"Hassan was engaged," said Wade, who added 22 points and nine rebounds. "We heard his voice talking to us on both ends of the floor."
Curiously, the Heat are playing better on the road than at home this season. They are 14-11 on the road and 11-16 at home. In fact, they just finished a terrible 0-3 home stretch.
Sacramento, however, is tough at home, posting a 17-11 record in its arena this season.
It will be interesting to see how much -- if at all -- the recent trade acquisitions for Miami and Sacramento will impact Friday's game.
Barnes, acquired from the Dallas Mavericks, figures to help the Kings. He was removed in the middle of Wednesday's game against the Charlotte Hornets but remained on the Dallas bench in a show of support.
"He's a better man than me," Mavs star Dirk Nowitzki said. "Everybody else would've bounced out (and left the arena).
"Harrison is just a genuinely good dude."
Besides being "a good dude," Barnes has the talent to help end Sacramento's 12-year playoff drought. The 6-foot-8 forward was a McDonald's All-American in high school, a star at North Carolina, a first-round pick (seventh overall) in 2012, an NBA All-Rookie selection in 2013 and a league champion as the Golden State Warriors' fifth-leading scorer in 2014-2015.
In 204 games with Dallas, he averaged 18.8 points and 5.2 rebounds, but some analysts believe he is more of a role player than an "alpha dog" leader.
As for the players traded away, the aging Randolph has yet to play this season due to injuries, but Shumpert and Jackson made solid contributions. Shumpert, known for his tough defense, was seventh on the team in scoring (8.9), and he started 40 of his 42 games. Jackson was eighth in scoring (6.7), and had played 49 of his 52 games coming off the bench.
The trade had strong Tar Heels ties as Jackson -- like Barnes -- is a former North Carolina first-rounder. Jackson was the 15th overall pick in 2017, but the Kings -- who are in the playoff hunt -- couldn't pass up the chance to get Barnes.
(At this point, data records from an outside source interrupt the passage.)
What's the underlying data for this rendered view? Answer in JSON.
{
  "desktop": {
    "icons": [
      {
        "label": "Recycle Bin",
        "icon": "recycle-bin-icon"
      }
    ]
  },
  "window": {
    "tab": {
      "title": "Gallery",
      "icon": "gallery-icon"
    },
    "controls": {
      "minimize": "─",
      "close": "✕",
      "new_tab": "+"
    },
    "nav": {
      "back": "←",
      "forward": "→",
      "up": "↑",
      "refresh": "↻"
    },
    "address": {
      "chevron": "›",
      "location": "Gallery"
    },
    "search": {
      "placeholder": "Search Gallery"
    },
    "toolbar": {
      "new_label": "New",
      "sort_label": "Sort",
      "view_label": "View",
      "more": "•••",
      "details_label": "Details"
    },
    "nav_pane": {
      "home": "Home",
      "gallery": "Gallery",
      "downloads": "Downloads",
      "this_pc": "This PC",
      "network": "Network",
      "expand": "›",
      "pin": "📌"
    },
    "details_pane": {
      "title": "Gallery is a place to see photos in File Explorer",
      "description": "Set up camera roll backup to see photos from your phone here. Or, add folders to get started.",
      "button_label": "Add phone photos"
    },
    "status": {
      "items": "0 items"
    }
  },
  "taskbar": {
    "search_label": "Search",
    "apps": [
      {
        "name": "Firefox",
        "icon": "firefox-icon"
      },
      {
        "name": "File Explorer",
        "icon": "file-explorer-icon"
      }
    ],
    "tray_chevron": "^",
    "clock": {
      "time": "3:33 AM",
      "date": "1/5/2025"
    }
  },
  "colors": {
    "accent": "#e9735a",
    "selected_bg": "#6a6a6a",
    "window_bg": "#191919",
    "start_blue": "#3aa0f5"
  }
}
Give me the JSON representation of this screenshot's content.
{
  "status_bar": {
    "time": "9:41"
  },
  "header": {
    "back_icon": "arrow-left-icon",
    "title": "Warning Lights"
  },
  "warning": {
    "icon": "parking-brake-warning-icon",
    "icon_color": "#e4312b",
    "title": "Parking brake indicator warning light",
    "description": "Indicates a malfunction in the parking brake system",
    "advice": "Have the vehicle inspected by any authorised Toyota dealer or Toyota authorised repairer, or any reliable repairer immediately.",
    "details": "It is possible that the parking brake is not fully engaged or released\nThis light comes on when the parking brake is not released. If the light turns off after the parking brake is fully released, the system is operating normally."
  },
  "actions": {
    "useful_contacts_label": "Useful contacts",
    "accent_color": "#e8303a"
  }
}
As for the Heat moves, Anderson is expected to be released by July. Ellington, a skilled 3-point shooter, had fallen out of the rotation, and trading Johnson gave Miami coach Erik Spoelstra a chance to give more minutes to Wade and Waiters.
Sacramento has won three straight games in its series against the Heat, including 123-113 decision in Miami on Oct. 29.
The Kings should be a tough out once again on Friday, led by young standouts such as Buddy Hield (averaging a team-high 20.4 points); De'Aaron Fox (17.5 points); Bogdan Bogdanovic (14.9 points); Marvin Bagley (13.2 points); and Willie Cauley-Stein (13.1 points).
--Field Level Media
Updated February 8, 2019